┌──

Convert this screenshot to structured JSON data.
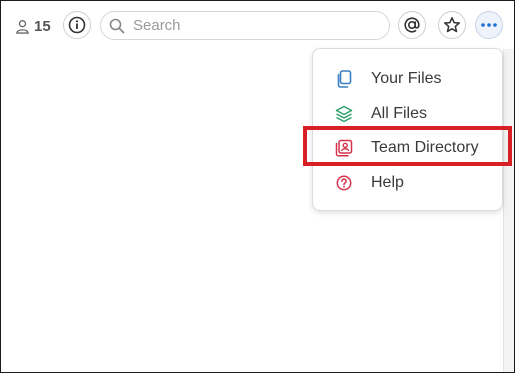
{
  "topbar": {
    "member_count": "15",
    "search_placeholder": "Search"
  },
  "icons": {
    "members": "person-icon",
    "info": "info-icon",
    "search": "search-icon",
    "mention": "at-sign-icon",
    "star": "star-icon",
    "more": "ellipsis-icon"
  },
  "menu": {
    "items": [
      {
        "label": "Your Files",
        "icon": "file-stack-icon",
        "color": "#3b7fc4"
      },
      {
        "label": "All Files",
        "icon": "layers-icon",
        "color": "#2e9e6b"
      },
      {
        "label": "Team Directory",
        "icon": "contact-card-icon",
        "color": "#d6334a"
      },
      {
        "label": "Help",
        "icon": "help-circle-icon",
        "color": "#d6334a"
      }
    ]
  },
  "colors": {
    "highlight": "#d81f26",
    "more_button_dots": "#1d6fd6"
  }
}
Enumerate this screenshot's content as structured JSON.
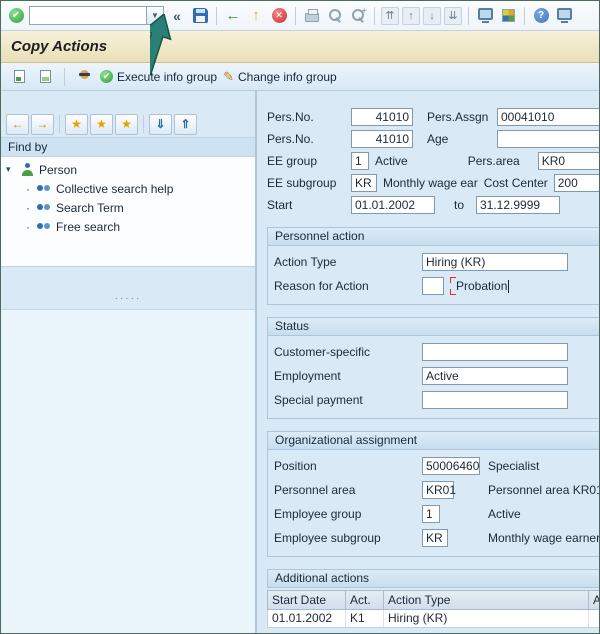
{
  "icons": {
    "enter_check": "✔",
    "dropdown_arrow": "▼",
    "collapse": "«",
    "back_arrow": "←",
    "exit_arrow": "↑",
    "cancel_x": "✕",
    "find_plus": "+",
    "page_first": "⇈",
    "page_up": "↑",
    "page_down": "↓",
    "page_last": "⇊",
    "help": "?",
    "execute_check": "✔",
    "change_pencil": "✎",
    "nav_left": "←",
    "nav_right": "→",
    "star": "★",
    "sort_down": "⇓",
    "sort_up": "⇑",
    "expander": "▾",
    "bullet": "·",
    "splitter_dots": "·····"
  },
  "header": {
    "title": "Copy Actions"
  },
  "toolbar": {
    "command_value": ""
  },
  "app_toolbar": {
    "execute_label": "Execute info group",
    "change_label": "Change info group"
  },
  "sidebar": {
    "find_by": "Find by",
    "tree_root": "Person",
    "tree_items": [
      "Collective search help",
      "Search Term",
      "Free search"
    ]
  },
  "form": {
    "rows": [
      {
        "label": "Pers.No.",
        "value": "41010",
        "label2": "Pers.Assgn",
        "value2": "00041010"
      },
      {
        "label": "Pers.No.",
        "value": "41010",
        "label2": "Age",
        "value2": ""
      },
      {
        "label": "EE group",
        "value": "1",
        "desc": "Active",
        "label2": "Pers.area",
        "value2": "KR0"
      },
      {
        "label": "EE subgroup",
        "value": "KR",
        "desc": "Monthly wage ear",
        "label2": "Cost Center",
        "value2": "200"
      },
      {
        "label": "Start",
        "value": "01.01.2002",
        "label2": "to",
        "value2": "31.12.9999"
      }
    ]
  },
  "personnel_action": {
    "title": "Personnel action",
    "action_type_label": "Action Type",
    "action_type_value": "Hiring (KR)",
    "reason_label": "Reason for Action",
    "reason_value": "",
    "reason_text": "Probation"
  },
  "status": {
    "title": "Status",
    "rows": [
      {
        "label": "Customer-specific",
        "value": ""
      },
      {
        "label": "Employment",
        "value": "Active"
      },
      {
        "label": "Special payment",
        "value": ""
      }
    ]
  },
  "org": {
    "title": "Organizational assignment",
    "rows": [
      {
        "label": "Position",
        "value": "50006460",
        "desc": "Specialist"
      },
      {
        "label": "Personnel area",
        "value": "KR01",
        "desc": "Personnel area KR01"
      },
      {
        "label": "Employee group",
        "value": "1",
        "desc": "Active"
      },
      {
        "label": "Employee subgroup",
        "value": "KR",
        "desc": "Monthly wage earner"
      }
    ]
  },
  "additional_actions": {
    "title": "Additional actions",
    "columns": [
      "Start Date",
      "Act.",
      "Action Type",
      "A"
    ],
    "rows": [
      {
        "start": "01.01.2002",
        "act": "K1",
        "type": "Hiring (KR)",
        "last": ""
      }
    ]
  }
}
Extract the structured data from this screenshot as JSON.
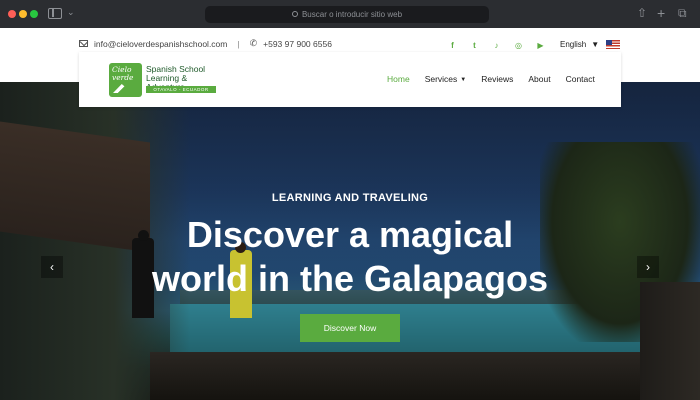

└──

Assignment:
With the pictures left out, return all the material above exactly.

Response:
Convert this screenshot to structured JSON data.
{
  "topbar": {
    "member_count": "15",
    "search_placeholder": "Search"
  },
  "icons": {
    "members": "person-icon",
    "info": "info-icon",
    "search": "search-icon",
    "mention": "at-sign-icon",
    "star": "star-icon",
    "more": "ellipsis-icon"
  },
  "menu": {
    "items": [
      {
        "label": "Your Files",
        "icon": "file-stack-icon",
        "color": "#3b7fc4"
      },
      {
        "label": "All Files",
        "icon": "layers-icon",
        "color": "#2e9e6b"
      },
      {
        "label": "Team Directory",
        "icon": "contact-card-icon",
        "color": "#d6334a"
      },
      {
        "label": "Help",
        "icon": "help-circle-icon",
        "color": "#d6334a"
      }
    ]
  },
  "colors": {
    "highlight": "#d81f26",
    "more_button_dots": "#1d6fd6"
  }
}
Enumerate this screenshot's content as structured JSON.
{
  "icons": {
    "enter_check": "✔",
    "dropdown_arrow": "▼",
    "collapse": "«",
    "back_arrow": "←",
    "exit_arrow": "↑",
    "cancel_x": "✕",
    "find_plus": "+",
    "page_first": "⇈",
    "page_up": "↑",
    "page_down": "↓",
    "page_last": "⇊",
    "help": "?",
    "execute_check": "✔",
    "change_pencil": "✎",
    "nav_left": "←",
    "nav_right": "→",
    "star": "★",
    "sort_down": "⇓",
    "sort_up": "⇑",
    "expander": "▾",
    "bullet": "·",
    "splitter_dots": "·····"
  },
  "header": {
    "title": "Copy Actions"
  },
  "toolbar": {
    "command_value": ""
  },
  "app_toolbar": {
    "execute_label": "Execute info group",
    "change_label": "Change info group"
  },
  "sidebar": {
    "find_by": "Find by",
    "tree_root": "Person",
    "tree_items": [
      "Collective search help",
      "Search Term",
      "Free search"
    ]
  },
  "form": {
    "rows": [
      {
        "label": "Pers.No.",
        "value": "41010",
        "label2": "Pers.Assgn",
        "value2": "00041010"
      },
      {
        "label": "Pers.No.",
        "value": "41010",
        "label2": "Age",
        "value2": ""
      },
      {
        "label": "EE group",
        "value": "1",
        "desc": "Active",
        "label2": "Pers.area",
        "value2": "KR0"
      },
      {
        "label": "EE subgroup",
        "value": "KR",
        "desc": "Monthly wage ear",
        "label2": "Cost Center",
        "value2": "200"
      },
      {
        "label": "Start",
        "value": "01.01.2002",
        "label2": "to",
        "value2": "31.12.9999"
      }
    ]
  },
  "personnel_action": {
    "title": "Personnel action",
    "action_type_label": "Action Type",
    "action_type_value": "Hiring (KR)",
    "reason_label": "Reason for Action",
    "reason_value": "",
    "reason_text": "Probation"
  },
  "status": {
    "title": "Status",
    "rows": [
      {
        "label": "Customer-specific",
        "value": ""
      },
      {
        "label": "Employment",
        "value": "Active"
      },
      {
        "label": "Special payment",
        "value": ""
      }
    ]
  },
  "org": {
    "title": "Organizational assignment",
    "rows": [
      {
        "label": "Position",
        "value": "50006460",
        "desc": "Specialist"
      },
      {
        "label": "Personnel area",
        "value": "KR01",
        "desc": "Personnel area KR01"
      },
      {
        "label": "Employee group",
        "value": "1",
        "desc": "Active"
      },
      {
        "label": "Employee subgroup",
        "value": "KR",
        "desc": "Monthly wage earner"
      }
    ]
  },
  "additional_actions": {
    "title": "Additional actions",
    "columns": [
      "Start Date",
      "Act.",
      "Action Type",
      "A"
    ],
    "rows": [
      {
        "start": "01.01.2002",
        "act": "K1",
        "type": "Hiring (KR)",
        "last": ""
      }
    ]
  }
}
Extract the structured data from this screenshot as JSON.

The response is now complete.